2013-06-12 13:20:19 DEBUG nova.scheduler.filter_scheduler [req-XXX] Attempting to build 1 instance(s) schedule_run_instance /usr/lib/pytho
2013-06-12 13:20:19 WARNING nova.scheduler.manager [req-XXX] Failed to schedule_run_instance: No valid host was found. Exceeded max schedu
ling attempts 3 for instance XXX
2013-06-12 13:20:19 WARNING nova.scheduler.manager [req-XXX] [instance: XXX] Setting instance to ERROR st

After some searching, I came across this question on a Rackspace forum.  The moderator suggested it was an Ubuntu packaging problem.  It also exists in the Red Hat packages I’m using, so I made the change myself and it fixed the ephemeral disk creation errors I was seeing.

I’ll mention this to the Red Hat/Fedora developers.

A direct link to the diff is here.

Interleaving bugs

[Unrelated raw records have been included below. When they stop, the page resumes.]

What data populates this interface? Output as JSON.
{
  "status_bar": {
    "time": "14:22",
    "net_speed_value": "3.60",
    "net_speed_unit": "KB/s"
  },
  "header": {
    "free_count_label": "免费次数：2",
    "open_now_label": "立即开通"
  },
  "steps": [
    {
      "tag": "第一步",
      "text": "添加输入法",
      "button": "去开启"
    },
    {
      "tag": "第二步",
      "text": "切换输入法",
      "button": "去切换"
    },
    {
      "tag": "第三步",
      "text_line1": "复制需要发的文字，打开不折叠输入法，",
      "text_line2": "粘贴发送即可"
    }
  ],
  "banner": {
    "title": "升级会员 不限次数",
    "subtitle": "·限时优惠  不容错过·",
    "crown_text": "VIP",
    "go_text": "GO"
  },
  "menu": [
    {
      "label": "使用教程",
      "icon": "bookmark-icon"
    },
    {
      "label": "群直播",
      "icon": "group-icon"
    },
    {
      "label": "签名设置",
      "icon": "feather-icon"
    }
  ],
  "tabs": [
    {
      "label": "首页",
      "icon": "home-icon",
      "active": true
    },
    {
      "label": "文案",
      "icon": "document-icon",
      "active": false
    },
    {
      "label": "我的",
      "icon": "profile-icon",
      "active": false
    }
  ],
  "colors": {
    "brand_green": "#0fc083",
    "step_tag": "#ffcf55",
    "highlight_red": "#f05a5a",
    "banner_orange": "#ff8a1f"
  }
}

It’s useful to know the component parts of a problem.  Not just their nature, but their number.  If there’s a component you don’t know about, you may spend excessive time on fruitless attempts to solve other parts that in reality rely upon the undiscovered aspect.

Last week I experienced this while working on an OpenStack setup.  Instances were to be launched by a remote glideinWMS server, using HTCondor‘s EC2 interface.  When invoked manually through a simple job description, instances did start on the cloud controller node.  When invoked by glideinWMS, they failed.  While there was some log information at the remote end showing that the problem was an HTTP 414 return code, indicating that the URI was too long, nothing was logged at the OpenStack end specifically related to the launching of instances (there was information showing that other requests from glideinWMS were succeeding, so it wasn’t a simple connectivity problem).

At first I thought it might be a quota problem.  Increasing the defaults had no effect, so it wasn’t that.  What was more puzzling was the complete lack of any local trace of the launch request.  Eventually I found this OpenStack bug, which looked like it might explain that.  Talking it over with two of the incredibly helpful glideinWMS developers, I found some WSGI code with an internally specified limit to the length of incoming requests.  It turned out this code was included in OpenStack and, if I increased it and restarted the Nova API service, the launch instance requests coming from the remote site started working immediately.  This bug was reported and a fix proposed (again, by a glideinWMS developer).

The whole process was very frustrating until it clicked that I was dealing with two problems and that one was unhelpfully obscuring evidence needed to help solve the other.